> [Problem]:
Please show every line from the entries that carries the word "accent".

[Dataset rows for apps and sites]
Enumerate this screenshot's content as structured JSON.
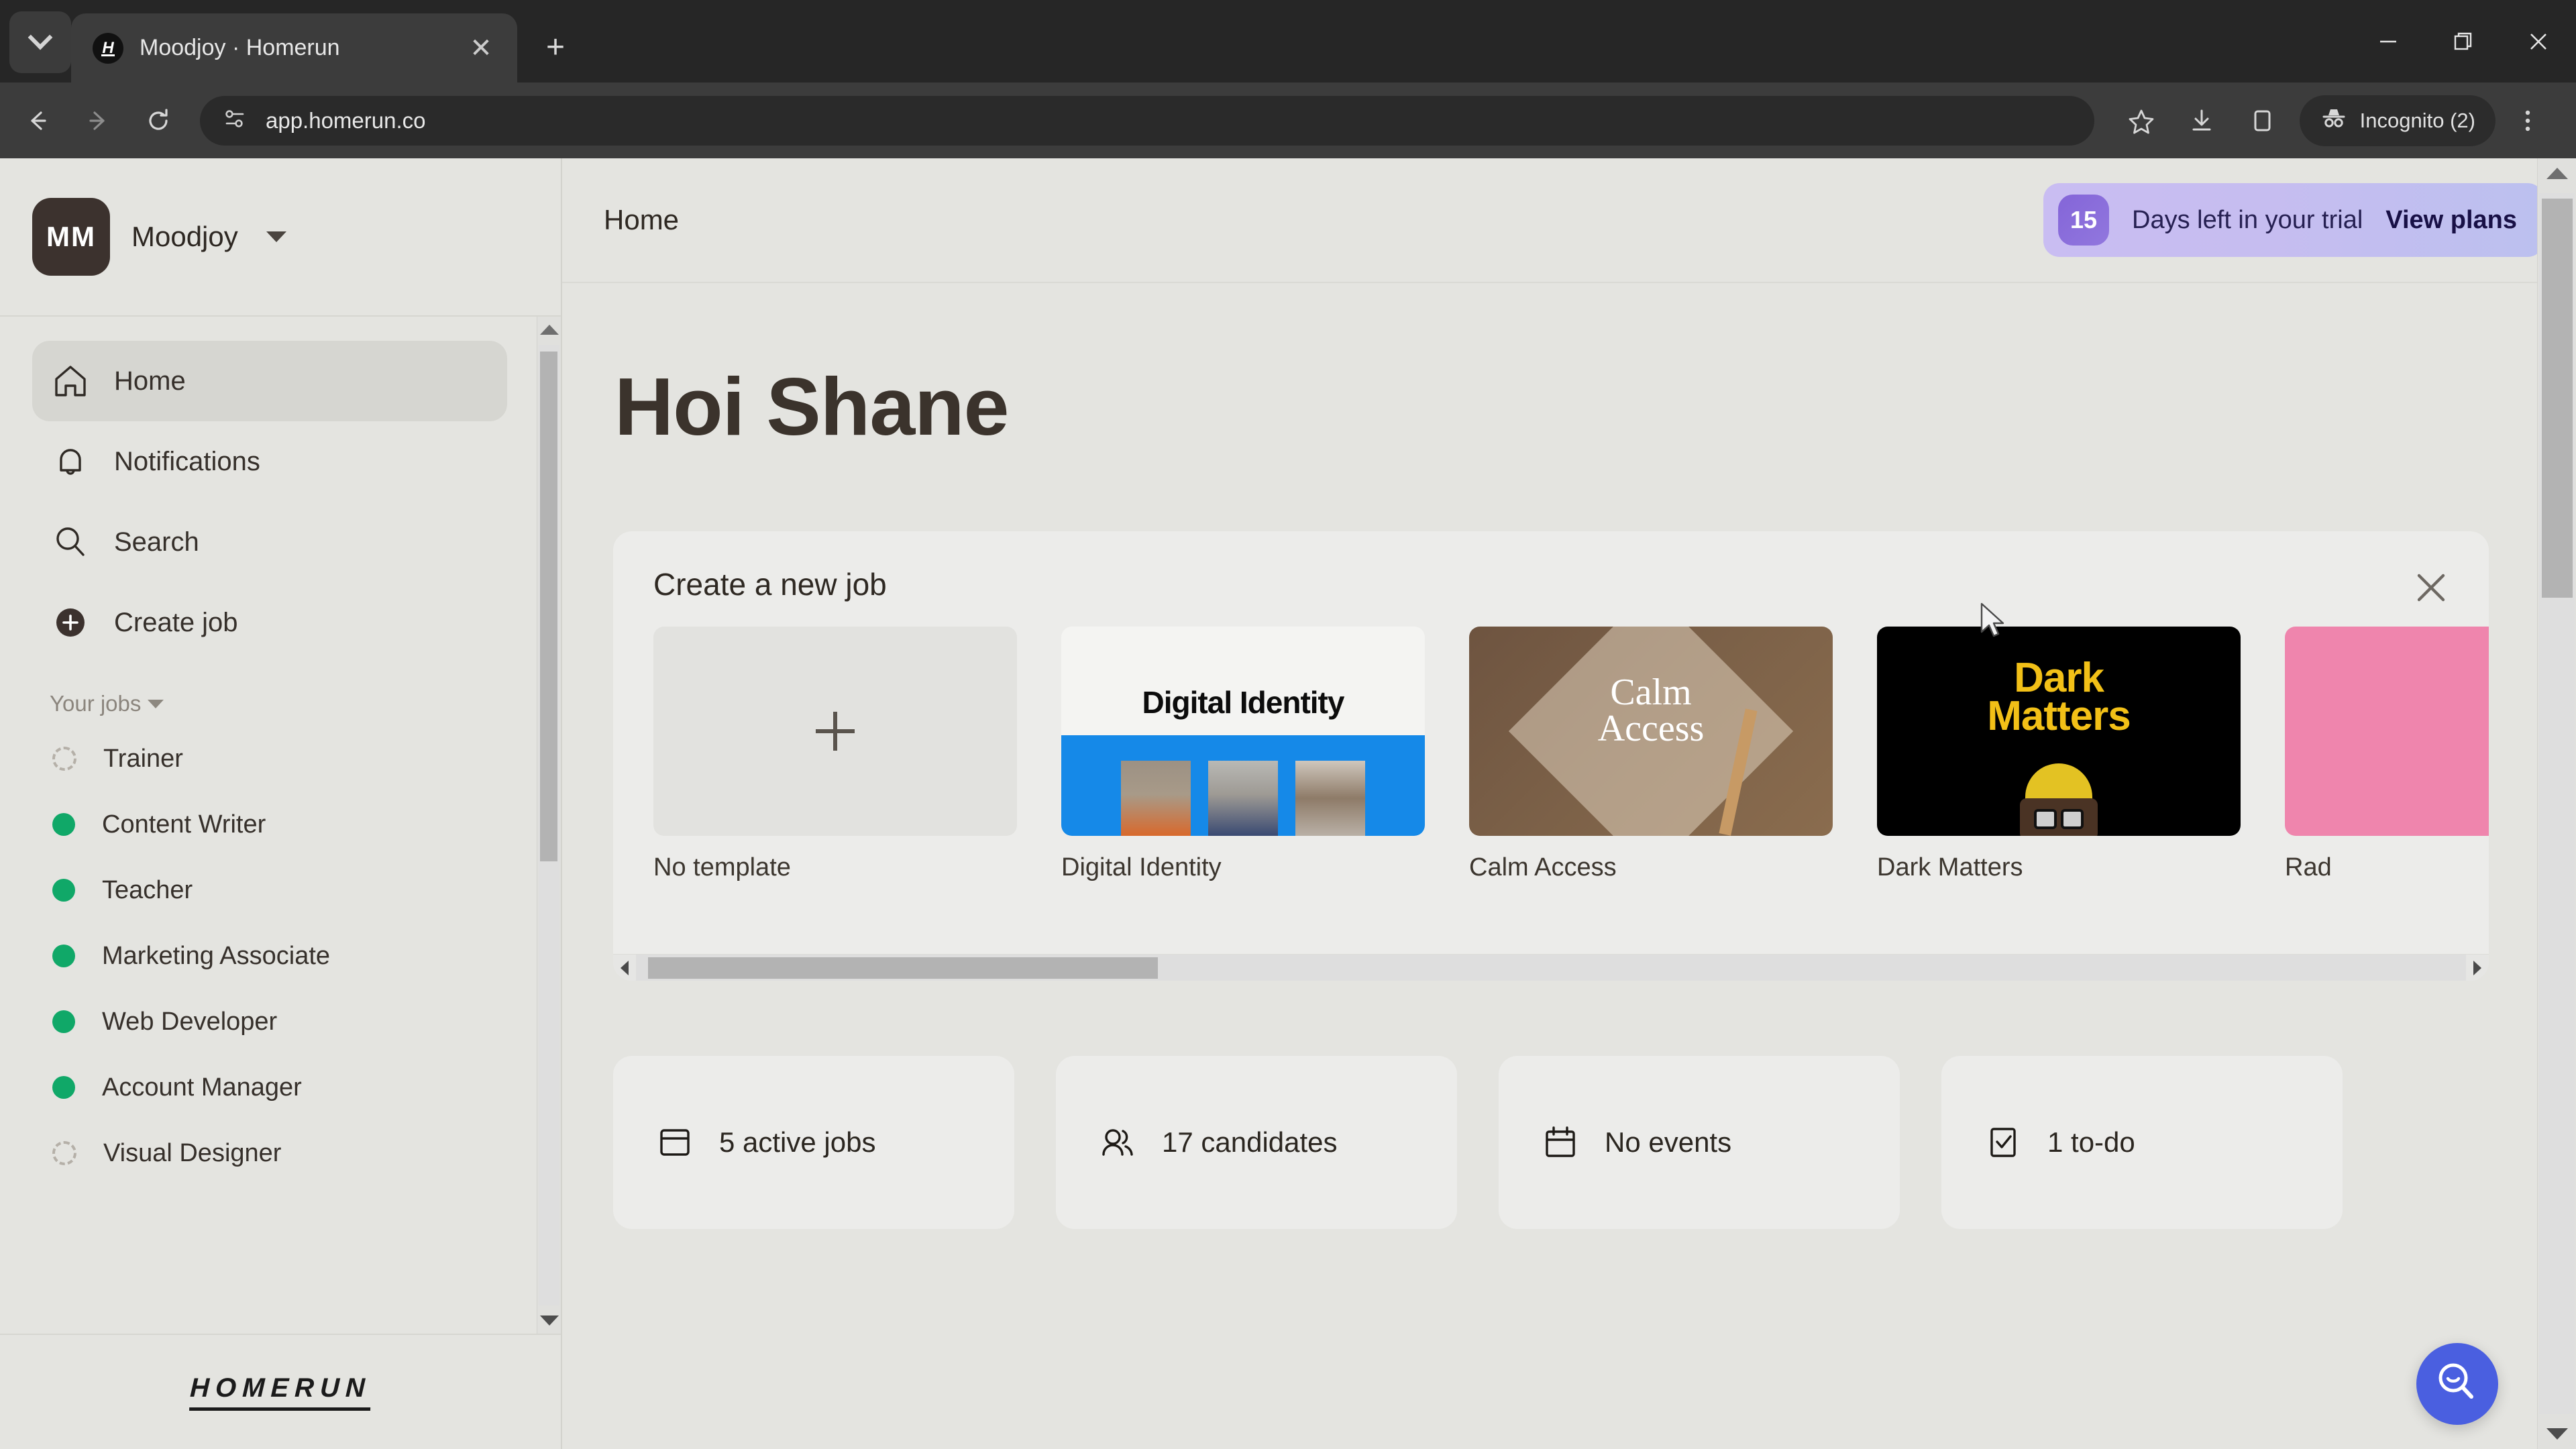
{
  "browser": {
    "tab": {
      "title": "Moodjoy · Homerun",
      "favicon_letter": "H",
      "close_icon": "close-icon"
    },
    "new_tab_label": "+",
    "tab_search_icon": "chevron-down-icon",
    "url": "app.homerun.co",
    "site_info_icon": "page-settings-icon",
    "bookmark_icon": "star-icon",
    "download_icon": "download-icon",
    "sidepanel_icon": "side-panel-icon",
    "profile_label": "Incognito (2)",
    "profile_icon": "incognito-icon",
    "menu_icon": "three-dots-icon",
    "window": {
      "minimize": "minimize-icon",
      "maximize": "restore-icon",
      "close": "close-icon"
    }
  },
  "sidebar": {
    "org": {
      "initials": "MM",
      "name": "Moodjoy",
      "caret_icon": "chevron-down-icon"
    },
    "nav": [
      {
        "label": "Home",
        "icon": "home-icon",
        "active": true
      },
      {
        "label": "Notifications",
        "icon": "bell-icon",
        "active": false
      },
      {
        "label": "Search",
        "icon": "search-icon",
        "active": false
      },
      {
        "label": "Create job",
        "icon": "plus-circle-icon",
        "active": false
      }
    ],
    "jobs_section_label": "Your jobs",
    "jobs_section_caret": "chevron-down-icon",
    "jobs": [
      {
        "label": "Trainer",
        "status": "draft"
      },
      {
        "label": "Content Writer",
        "status": "live"
      },
      {
        "label": "Teacher",
        "status": "live"
      },
      {
        "label": "Marketing Associate",
        "status": "live"
      },
      {
        "label": "Web Developer",
        "status": "live"
      },
      {
        "label": "Account Manager",
        "status": "live"
      },
      {
        "label": "Visual Designer",
        "status": "draft"
      }
    ],
    "footer_logo": "HOMERUN",
    "status_colors": {
      "live": "#10a868",
      "draft": "#b5b0a8"
    }
  },
  "topbar": {
    "page_title": "Home",
    "trial": {
      "days": "15",
      "text": "Days left in your trial",
      "link": "View plans",
      "gradient_from": "#c9bdf2",
      "gradient_to": "#bcc0ef",
      "badge_color": "#8465d8"
    }
  },
  "main": {
    "greeting": "Hoi Shane",
    "new_job_card": {
      "title": "Create a new job",
      "close_icon": "close-icon",
      "templates": [
        {
          "label": "No template",
          "kind": "empty",
          "icon": "plus-icon"
        },
        {
          "label": "Digital Identity",
          "kind": "digital-identity",
          "headline": "Digital Identity",
          "accent": "#1589e8"
        },
        {
          "label": "Calm Access",
          "kind": "calm-access",
          "headline": "Calm Access",
          "accent": "#7c6148"
        },
        {
          "label": "Dark Matters",
          "kind": "dark-matters",
          "headline": "Dark Matters",
          "accent": "#f2c017"
        },
        {
          "label": "Rad",
          "kind": "radical",
          "headline": "",
          "accent": "#ef85ad"
        }
      ],
      "scroll_left_icon": "triangle-left-icon",
      "scroll_right_icon": "triangle-right-icon"
    },
    "stats": [
      {
        "label": "5 active jobs",
        "icon": "jobs-board-icon"
      },
      {
        "label": "17 candidates",
        "icon": "people-icon"
      },
      {
        "label": "No events",
        "icon": "calendar-icon"
      },
      {
        "label": "1 to-do",
        "icon": "checkbox-icon"
      }
    ],
    "fab": {
      "icon": "search-smile-icon",
      "color": "#4a5fe0"
    }
  }
}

> [Solution]:
          "accent": "#1589e8"
          "accent": "#7c6148"
          "accent": "#f2c017"
          "accent": "#ef85ad"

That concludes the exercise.